Crave Online


MaxTV Podcasts Fight Schedule Radio Todays Press Message Boards Login
Max Analysis
John Raspanti
Radio Rahim
Radio Rahimn's Interviews Radio Rahim's Facebook Radio Rahim's Google+ Radio Rahim's Website email Radio Rahim


Luis Cortes Archive


Alec Kohut Archive


Marty Mulcahey Archive


Allan Scotto Archive


Stephen Tobey Archive


German Villasenor Archive


Anson Wainwright Archive


Matthew Paras Archive


Daniel Kravetz Archive


Jason Gonzalez Archive

Iwasa: "My target is any of the four major World Bantamweight Champs"

Dyosuke Iwasa

Photo © Celes Boxing Sports Gym

Interview conducted by Anson Wainwright

The tough love approach can make or break a fighter. In just his ninth outing as a pro, Ryosuke Iwasa took a calculated risk jumping into a Japanese title fight against the older, more experienced champion Shinsuke Yamanaka. Though he ultimately lost, Iwasa learned much from the sole reverse, giving the future WBC bantamweight kingpin all he could handle before finally succumbing in the 10th and final round. Since then, the Chiba resident, who turned 23 over the Christmas period, has bounced back to win the national title after Yamanaka vacated before going on to world honours, something Iwasa doubtlessly wants to emulate. He made two successful defences before vacating, last time out posting a shutout over former world title challenger David De la Mora. Currently, the southpaw is 13-1 with nine wins inside the distance. As well as a WBC ranking at number seven, Iwasa is also ranked number nine by The Ring magazine.

Anson Wainwright – Firstly, congratulations on your recent impressive win over Mexican David De la Mora. Could you tell us about that fight and what you thought of your own performance looking back?

Ryosuke Iwasa - Thank you. Regarding the De la Mora fight, I was going for a perfect fight where I did not get hit once and I think I was able to achieve it.

AW - Though it’s early days, what are your plans for 2013? Are you targeting anyone in particular?

RI - In the first half of 2013, I am planning to impressively win fights that will get me a shot a title. My target is any of the four major world champions. Though I do not have an opponent at this time, I am planning to fight on the 2nd of March.

AW - Who are the members of your team, your manager, trainer and promoter? Also where do you train?

RI - My promoter and trainer is Shoji Kobayashi, aka Celes Kobayashi, former world champion. My manager is Yuta Kato.
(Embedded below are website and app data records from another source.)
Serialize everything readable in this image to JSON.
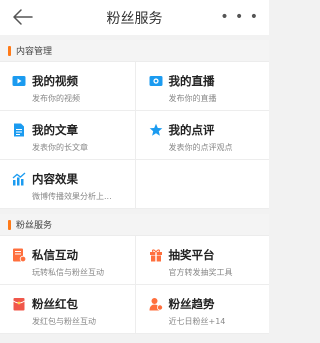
{
  "header": {
    "title": "粉丝服务",
    "more": "• • •"
  },
  "sections": [
    {
      "title": "内容管理",
      "items": [
        {
          "name": "我的视频",
          "desc": "发布你的视频",
          "icon": "video-icon"
        },
        {
          "name": "我的直播",
          "desc": "发布你的直播",
          "icon": "live-icon"
        },
        {
          "name": "我的文章",
          "desc": "发表你的长文章",
          "icon": "article-icon"
        },
        {
          "name": "我的点评",
          "desc": "发表你的点评观点",
          "icon": "review-star-icon"
        },
        {
          "name": "内容效果",
          "desc": "微博传播效果分析上...",
          "icon": "analytics-icon"
        }
      ]
    },
    {
      "title": "粉丝服务",
      "items": [
        {
          "name": "私信互动",
          "desc": "玩转私信与粉丝互动",
          "icon": "message-icon"
        },
        {
          "name": "抽奖平台",
          "desc": "官方转发抽奖工具",
          "icon": "gift-icon"
        },
        {
          "name": "粉丝红包",
          "desc": "发红包与粉丝互动",
          "icon": "red-envelope-icon"
        },
        {
          "name": "粉丝趋势",
          "desc": "近七日粉丝+14",
          "icon": "fans-trend-icon"
        }
      ]
    }
  ],
  "colors": {
    "accent": "#ff7a18",
    "blue": "#1b9bf0",
    "orange": "#ff6f3d",
    "red": "#f0574a"
  }
}
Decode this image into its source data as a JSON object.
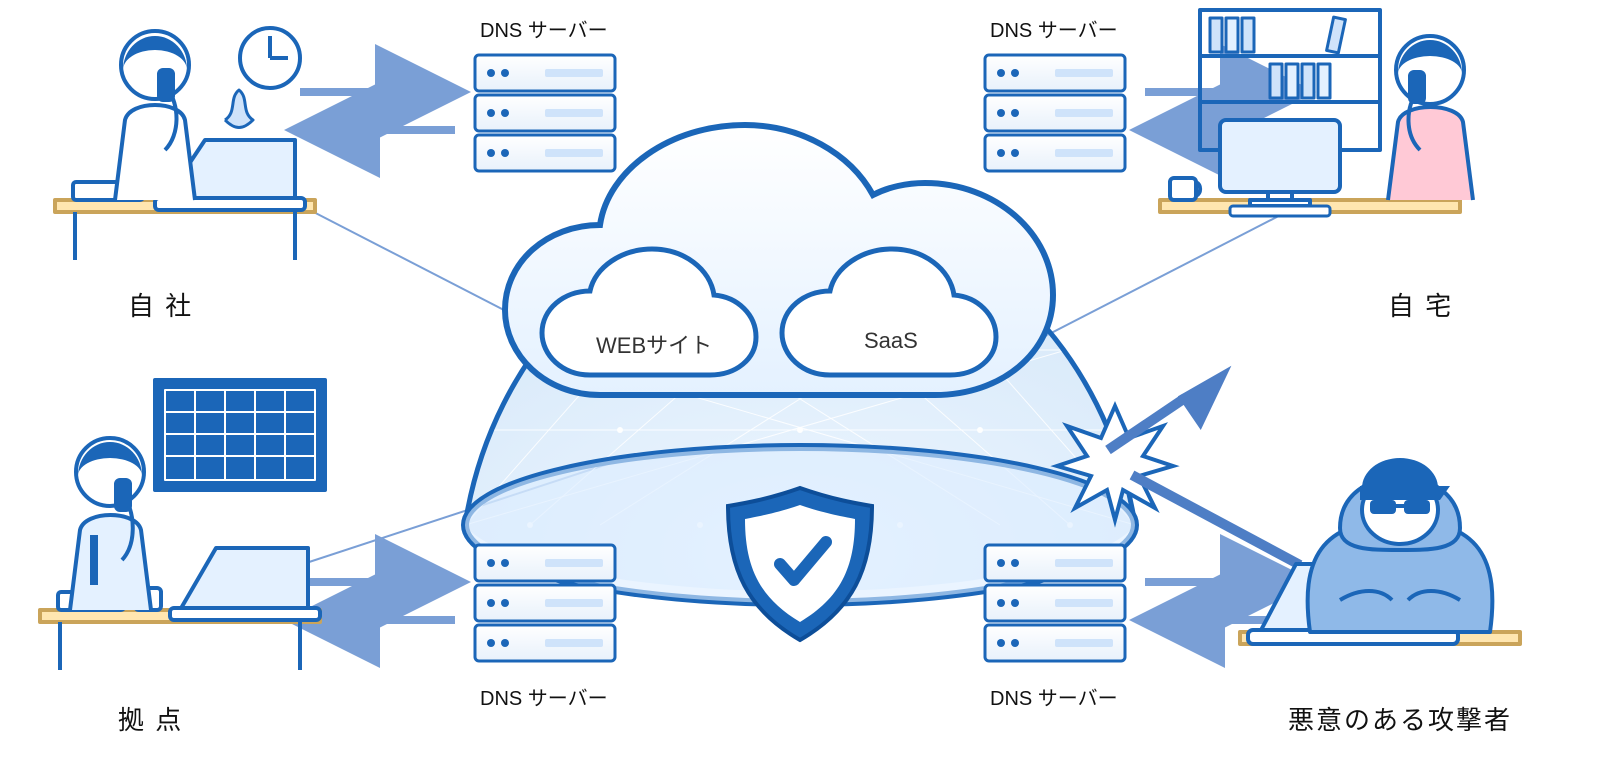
{
  "dns": {
    "tl": "DNS サーバー",
    "tr": "DNS サーバー",
    "bl": "DNS サーバー",
    "br": "DNS サーバー"
  },
  "cloud": {
    "web": "WEBサイト",
    "saas": "SaaS"
  },
  "endpoints": {
    "company": "自 社",
    "home": "自 宅",
    "branch": "拠 点",
    "attacker": "悪意のある攻撃者"
  }
}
I train at Celes Boxing Sports Gym.

AW - What was your youth like growing up in Chiba?

RI - Through middle school, I was a noncommittal young man. I joined the boxing club in high school and from then on, I continued boxing, day in and day out.

AW - How did you first become interested in boxing?

RI - I watched combat sports with my father on TV in middle school and practiced and liked karate. And when I got in middle school, I wanted to be strong in a fight.

AW - What was your amateur career like?

RI - I won the inter-high title in high school. My record was 60-6, 44 RSC (referee stopped contest).

AW - You fought current WBC bantamweight champion Shinsuke Yamanaka a few years ago. It was a very exciting fight. Could you talk to us about that fight and what you think of Yamanaka?

RI - I learned a lot in that fight, how to use the rounds to your advantage, which was a lesson for my career down the road.

AW - What do you think of the other current bantamweight champions like WBA “super” champion Anselmo Moreno, WBA “regular” champ Koki Kameda, the IBF’s Leo Santa Cruz and the WBO’s Pungluang Sor Singyu?

RI - Moreno is a complete fighter with great defence and hard to figure out. Kameda has a solid guard and comes out with a different strategy for each fight and to overcome the strategy will take intelligence and he seems to be inconsistent in his conditioning. I have not seen any videos of Santa Cruz or Pungluang so I cannot comment on them.

AW - Tell us about yourself and what you like to do away from boxing.

RI – Family-wise, I have my parents and younger sister. My hobby is driving.

AW - Who was your boyhood boxing hero? Who do you enjoy watching now?

RI - When I was younger, my hero was the ex-WBC flyweight champion and currently WBC number one-ranked [bantamweight] Malcolm Tunacao. Now, all the boxing champions are my heroes.

AW - What are your goals in boxing and life?

RI – Boxing-wise, I want to be a multi-world organization and multi-division champion. Personally, I want to be wealthy.

AW - In closing, do you have a message for the bantamweight division?

RI - I want to be a bantamweight champion and move out of the division as a champion.

Questions and or comments can be sent to Anson at and you can follow him at Anson is also a member of The Ring magazine’s ratings panel.

Please visit our Facebook fan page at, where you can discuss our content with Maxboxing readers as well as chime in via our fully interactive article comments sections.


© 2010 MaxBoxing UK Ltd